Savings of time: Time is “money” is often stated!  Domestic relations cases can be resolved over time by attorneys sending various settlement proposals back and forth by facsimile, scanning and email, or ordinary mail.  However, if the parties and their counsel elect to have a settlement conference, significant savings of time can be realized. The case might be “settled” or “resolved” quickly rather than over months of time.

Peace of mind: Going through a divorce or a dissolution is an emotional and sometimes “gut-wrenching” process.  Parties often experience physical symptoms of distress and anxiety in not knowing how the case is going to be “resolved”.  With resolution of disputed issues, the parties can experience peace of mind in knowing what is going to happen and how things are going to be resolved providing to each of them some “closure” without the discomfort,  angst, and expense of a trial.
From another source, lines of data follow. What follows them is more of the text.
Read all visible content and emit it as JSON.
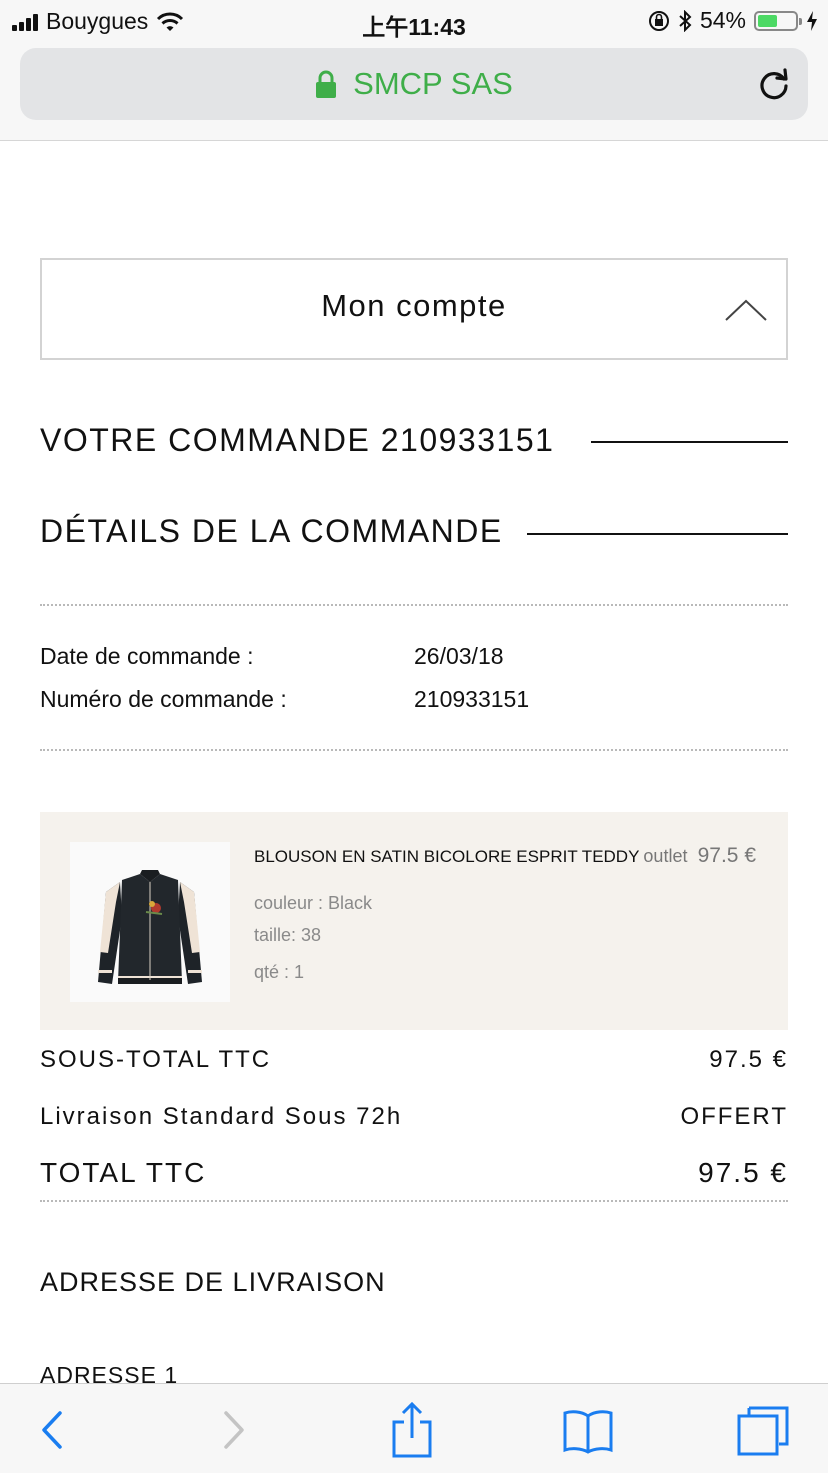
{
  "status_bar": {
    "carrier": "Bouygues",
    "time": "上午11:43",
    "battery_percent": "54%",
    "battery_level": 0.54,
    "icons": [
      "signal-icon",
      "wifi-icon",
      "orientation-lock-icon",
      "bluetooth-icon",
      "battery-icon",
      "charging-icon"
    ]
  },
  "browser": {
    "site_label": "SMCP SAS",
    "secure": true,
    "accent_color": "#3fae49",
    "toolbar_icons": [
      "back-icon",
      "forward-icon",
      "share-icon",
      "bookmarks-icon",
      "tabs-icon"
    ]
  },
  "account": {
    "title": "Mon compte",
    "expanded": true
  },
  "order": {
    "heading": "VOTRE COMMANDE 210933151",
    "details_heading": "DÉTAILS DE LA COMMANDE",
    "date_label": "Date de commande :",
    "date_value": "26/03/18",
    "number_label": "Numéro de commande :",
    "number_value": "210933151"
  },
  "product": {
    "name": "BLOUSON EN SATIN BICOLORE ESPRIT TEDDY",
    "tag": "outlet",
    "price": "97.5 €",
    "color": "couleur : Black",
    "size": "taille: 38",
    "quantity": "qté : 1",
    "background": "#f5f2ed"
  },
  "totals": {
    "subtotal_label": "SOUS-TOTAL TTC",
    "subtotal_value": "97.5 €",
    "shipping_label": "Livraison Standard Sous 72h",
    "shipping_value": "OFFERT",
    "total_label": "TOTAL TTC",
    "total_value": "97.5 €"
  },
  "address": {
    "heading": "ADRESSE DE LIVRAISON",
    "line1_label": "ADRESSE 1"
  }
}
Narrow the issues to be “tried” before the Court: Even if a settlement conference or conferences are not fruitful in resolving all issues, if some issues can be “settled” or “resolved” before the final hearing or trial, expenses of time and money can still be saved.  For example, if the parties commenced a settlement conference with six (6) disputed issues, to wit: (1) custody of the children, (2) parenting time schedule, (3) disposition of the marital residence, (4) division of retirement assets, (5) division of household goods and furnishings, (6) payment of marital liabilities, if any issues can be resolved at the time of the settlement conference, time and money can still be saved!
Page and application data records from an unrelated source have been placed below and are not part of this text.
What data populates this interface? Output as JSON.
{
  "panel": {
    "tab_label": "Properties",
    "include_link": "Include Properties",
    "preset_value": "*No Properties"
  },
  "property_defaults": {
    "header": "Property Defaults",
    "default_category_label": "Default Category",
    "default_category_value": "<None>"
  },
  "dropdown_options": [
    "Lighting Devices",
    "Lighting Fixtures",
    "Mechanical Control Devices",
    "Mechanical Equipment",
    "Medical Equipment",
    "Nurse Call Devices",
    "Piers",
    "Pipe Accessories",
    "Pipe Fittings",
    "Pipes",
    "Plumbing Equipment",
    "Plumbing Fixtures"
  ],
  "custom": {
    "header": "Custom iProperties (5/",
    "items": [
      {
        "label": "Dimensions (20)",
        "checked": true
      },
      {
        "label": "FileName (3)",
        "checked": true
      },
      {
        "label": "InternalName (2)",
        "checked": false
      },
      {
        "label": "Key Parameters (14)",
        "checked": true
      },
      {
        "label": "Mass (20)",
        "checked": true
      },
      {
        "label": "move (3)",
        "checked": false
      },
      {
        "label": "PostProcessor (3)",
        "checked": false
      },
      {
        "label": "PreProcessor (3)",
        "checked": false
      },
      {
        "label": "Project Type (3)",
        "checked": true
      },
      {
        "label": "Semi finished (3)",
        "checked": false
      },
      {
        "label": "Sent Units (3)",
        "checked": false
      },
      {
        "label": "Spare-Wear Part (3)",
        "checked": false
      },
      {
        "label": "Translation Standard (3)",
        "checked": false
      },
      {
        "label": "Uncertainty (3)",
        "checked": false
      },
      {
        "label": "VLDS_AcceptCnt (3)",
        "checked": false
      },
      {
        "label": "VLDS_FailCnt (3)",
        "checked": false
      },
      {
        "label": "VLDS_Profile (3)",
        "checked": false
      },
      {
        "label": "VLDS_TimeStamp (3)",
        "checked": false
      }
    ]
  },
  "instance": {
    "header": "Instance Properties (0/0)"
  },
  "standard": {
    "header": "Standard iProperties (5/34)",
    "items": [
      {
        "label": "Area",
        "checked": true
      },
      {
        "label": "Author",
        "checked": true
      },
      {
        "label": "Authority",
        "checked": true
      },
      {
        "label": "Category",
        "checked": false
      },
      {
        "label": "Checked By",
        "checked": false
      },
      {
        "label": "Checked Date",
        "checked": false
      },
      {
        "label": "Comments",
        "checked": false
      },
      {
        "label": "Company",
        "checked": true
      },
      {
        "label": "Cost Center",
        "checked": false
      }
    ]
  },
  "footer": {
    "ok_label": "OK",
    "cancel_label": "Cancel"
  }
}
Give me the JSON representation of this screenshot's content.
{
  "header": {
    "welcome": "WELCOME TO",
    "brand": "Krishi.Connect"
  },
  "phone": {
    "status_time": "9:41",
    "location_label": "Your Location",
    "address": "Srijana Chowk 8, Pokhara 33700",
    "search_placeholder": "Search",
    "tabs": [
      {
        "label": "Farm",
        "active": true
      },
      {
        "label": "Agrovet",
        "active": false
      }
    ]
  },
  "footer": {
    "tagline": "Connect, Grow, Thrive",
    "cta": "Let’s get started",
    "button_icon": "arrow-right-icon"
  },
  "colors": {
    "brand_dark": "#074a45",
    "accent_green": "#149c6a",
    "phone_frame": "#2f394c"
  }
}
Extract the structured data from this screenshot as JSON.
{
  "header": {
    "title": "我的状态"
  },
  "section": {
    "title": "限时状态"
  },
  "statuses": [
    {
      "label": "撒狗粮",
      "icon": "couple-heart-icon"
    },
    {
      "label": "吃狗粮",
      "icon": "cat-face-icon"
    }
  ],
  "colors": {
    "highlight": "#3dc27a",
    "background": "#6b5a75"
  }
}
Even better than the simple four way meeting is the Collaborative Process. In this process, the parties and lawyers agree in writing that they won’t go to Court and they will work together to find a resolution of the issues together. Four way meetings no longer are intended to simply narrow the issues: there is a commitment to resolving issues.
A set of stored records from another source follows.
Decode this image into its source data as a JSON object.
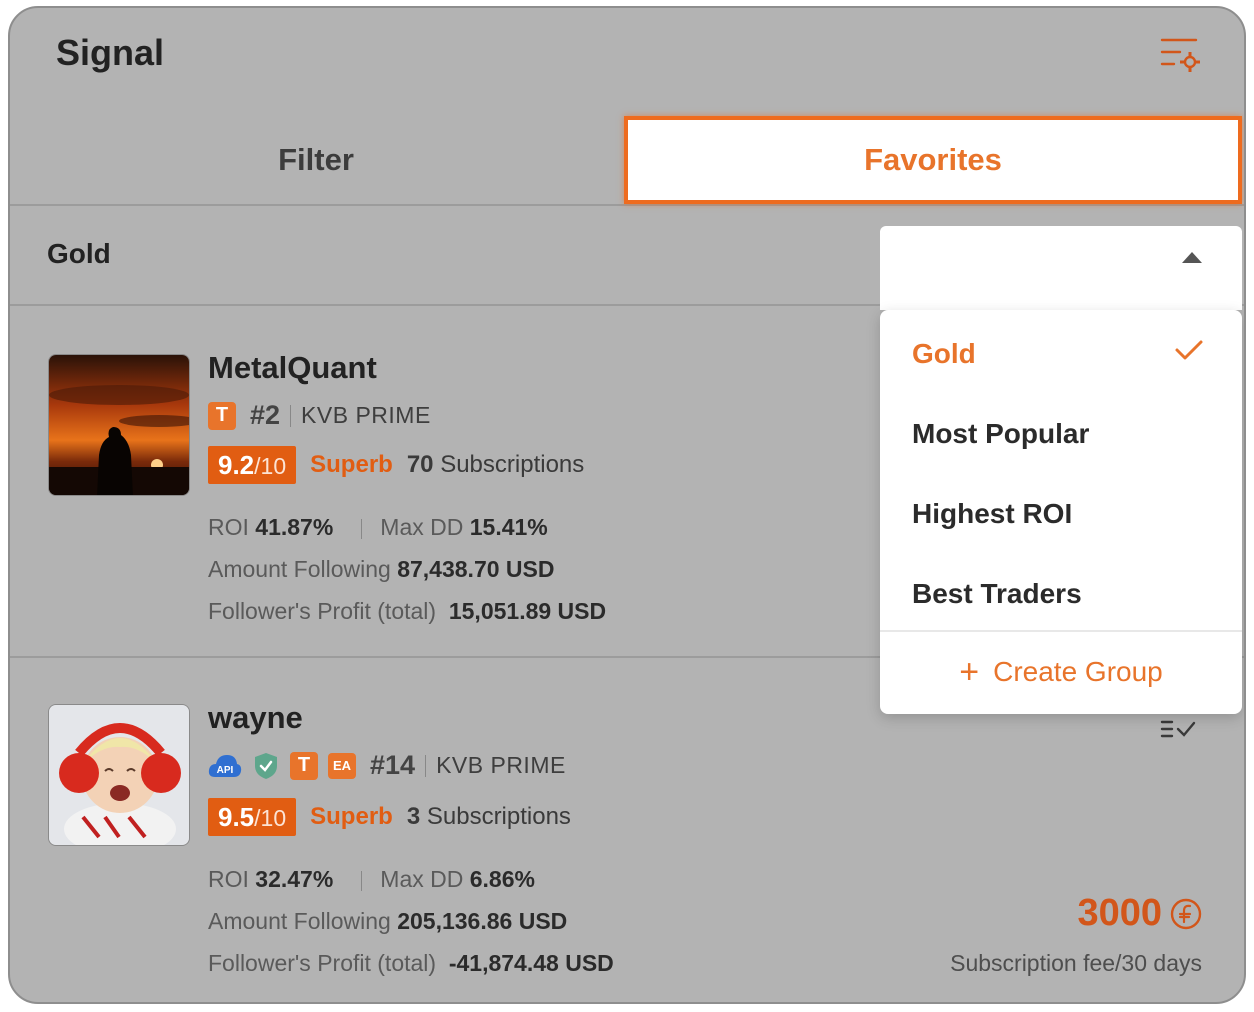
{
  "header": {
    "title": "Signal",
    "settings_icon": "filter-settings-icon"
  },
  "tabs": [
    {
      "label": "Filter",
      "active": false
    },
    {
      "label": "Favorites",
      "active": true
    }
  ],
  "group_bar": {
    "current_group": "Gold"
  },
  "dropdown": {
    "open": true,
    "options": [
      {
        "label": "Gold",
        "selected": true
      },
      {
        "label": "Most Popular",
        "selected": false
      },
      {
        "label": "Highest ROI",
        "selected": false
      },
      {
        "label": "Best Traders",
        "selected": false
      }
    ],
    "create_label": "Create Group"
  },
  "traders": [
    {
      "name": "MetalQuant",
      "badges": [
        "T"
      ],
      "rank": "#2",
      "broker": "KVB PRIME",
      "score": "9.2",
      "score_max": "/10",
      "grade": "Superb",
      "subscriptions_count": "70",
      "subscriptions_label": "Subscriptions",
      "roi_label": "ROI",
      "roi": "41.87%",
      "max_dd_label": "Max DD",
      "max_dd": "15.41%",
      "amount_label": "Amount Following",
      "amount": "87,438.70 USD",
      "profit_label": "Follower's Profit (total)",
      "profit": "15,051.89 USD"
    },
    {
      "name": "wayne",
      "badges": [
        "API",
        "shield",
        "T",
        "EA"
      ],
      "rank": "#14",
      "broker": "KVB PRIME",
      "score": "9.5",
      "score_max": "/10",
      "grade": "Superb",
      "subscriptions_count": "3",
      "subscriptions_label": "Subscriptions",
      "roi_label": "ROI",
      "roi": "32.47%",
      "max_dd_label": "Max DD",
      "max_dd": "6.86%",
      "amount_label": "Amount Following",
      "amount": "205,136.86 USD",
      "profit_label": "Follower's Profit (total)",
      "profit": "-41,874.48 USD",
      "fee": "3000",
      "fee_label": "Subscription fee/30 days"
    }
  ],
  "colors": {
    "accent": "#e8742b",
    "score_bg": "#e15d12",
    "overlay": "#b3b3b3"
  }
}
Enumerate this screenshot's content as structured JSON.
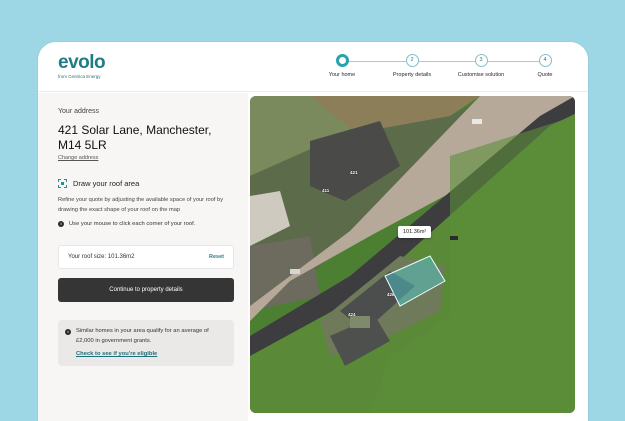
{
  "brand": {
    "logo": "evolo",
    "tagline": "from Centrica Energy"
  },
  "steps": [
    {
      "num": "",
      "label": "Your home",
      "active": true
    },
    {
      "num": "2",
      "label": "Property details",
      "active": false
    },
    {
      "num": "3",
      "label": "Customise solution",
      "active": false
    },
    {
      "num": "4",
      "label": "Quote",
      "active": false
    }
  ],
  "address": {
    "label": "Your address",
    "line1": "421 Solar Lane, Manchester,",
    "line2": "M14 5LR",
    "change_link": "Change address"
  },
  "draw": {
    "title": "Draw your roof area",
    "description": "Refine your quote by adjusting the available space of your roof by drawing the exact shape of your roof on the map",
    "hint": "Use your mouse to click each corner of your roof."
  },
  "roof": {
    "size_text": "Your roof size: 101.36m2",
    "reset_label": "Reset"
  },
  "continue_label": "Continue to property details",
  "grant": {
    "text": "Similar homes in your area qualify for an average of £2,000 in government grants.",
    "link": "Check to see if you're eligible"
  },
  "map": {
    "area_label": "101.36m²",
    "house_numbers": [
      "421",
      "411",
      "424",
      "428"
    ],
    "polygon_color": "#4fd0d8"
  },
  "colors": {
    "accent": "#27a3ad",
    "background": "#9dd6e4",
    "button": "#353536"
  }
}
If an impasse occurs, there are many ways of overcoming it such as getting experts to offer opinions, or by asking the Family Coach to help resolve parenting issues or the Financial Specialist  to help resolve the financial issues. Ultimately, you can use arbitration (you jointly hire someone to act as the judge who will make an order which is enforceable like a court order).

Even if you do not choose the Collaborative Process and end up in court, you will be forced to negotiate. About 97% of family law cases are resolved by agreement. The problem with negotiations as part of the court process is that you are negotiating in a pressure cooker – the court house. It is much more costly as there are so many more procedural steps and delays, and you must proceed according to the court imposed time lines. Nobody likes the court process. It should be seen as the "last resort".  The Collaborative process is much better.

Settlement meetings are magical. When two people who really want to get a resolution sit together with their settlement-oriented lawyers, it is amazing. Resolution of even the most difficult issues can be achieved. There are often bumps in the road but that’s normal. In the end, you will have an agreement that you helped craft and it will be achieved in a timely and cost-effective manner… even if you still don’t respect, trust or communicate well with your ex.